4 p.m. Sunday, Jan. 12 and 7:30 p.m. Monday, Jan. 13
Mozart: String Quartet in D major, K575
Fanny Mendelssohn Hensel: String Quartet in E-flat major
Mozart: Clarinet Quintet in A major, K 581, with Daniel Silver, clarinet

4 p.m. Sunday, March 8 and 7:30 p.m. Monday, March 9
Haydn: String Quartet in C major, op. 54 No. 2
Beethoven: String Quartet in G major, op. 18 no. 2
Beethoven: String Quartet in C-sharp minor, op. 131

4 p.m. Sunday, May 3 and 7:30 p.m. Monday, May 4
Beethoven String Quartet in B-flat major, op. 18 no 6
Felix Mendelssohn, String Quartet No. 6 in F minor, op. 80
Brahms: String Quintet No. 2 in G major, op. 111, with Erika Eckert, viola

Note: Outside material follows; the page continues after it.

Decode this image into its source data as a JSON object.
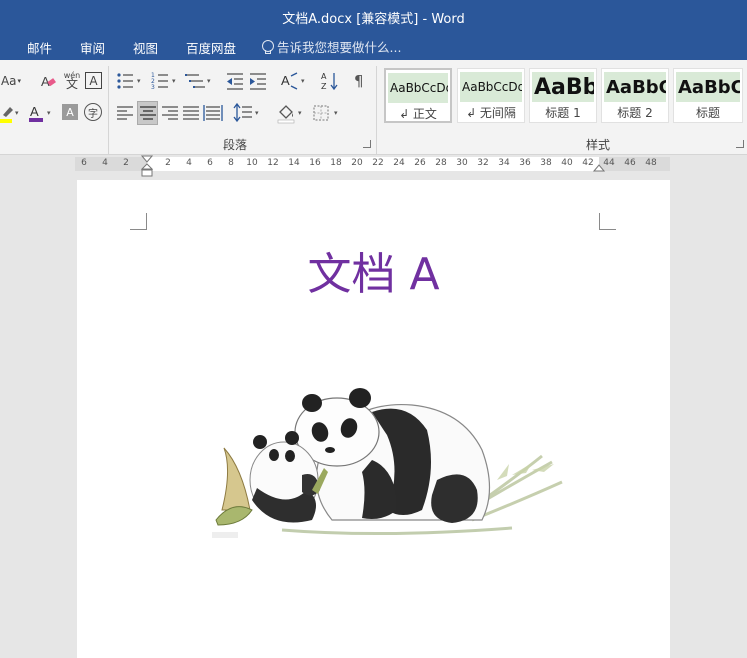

All performances in Grusin Hall of the Imig Music Building on the CU campus. For ticket availability, call 303-492-8008.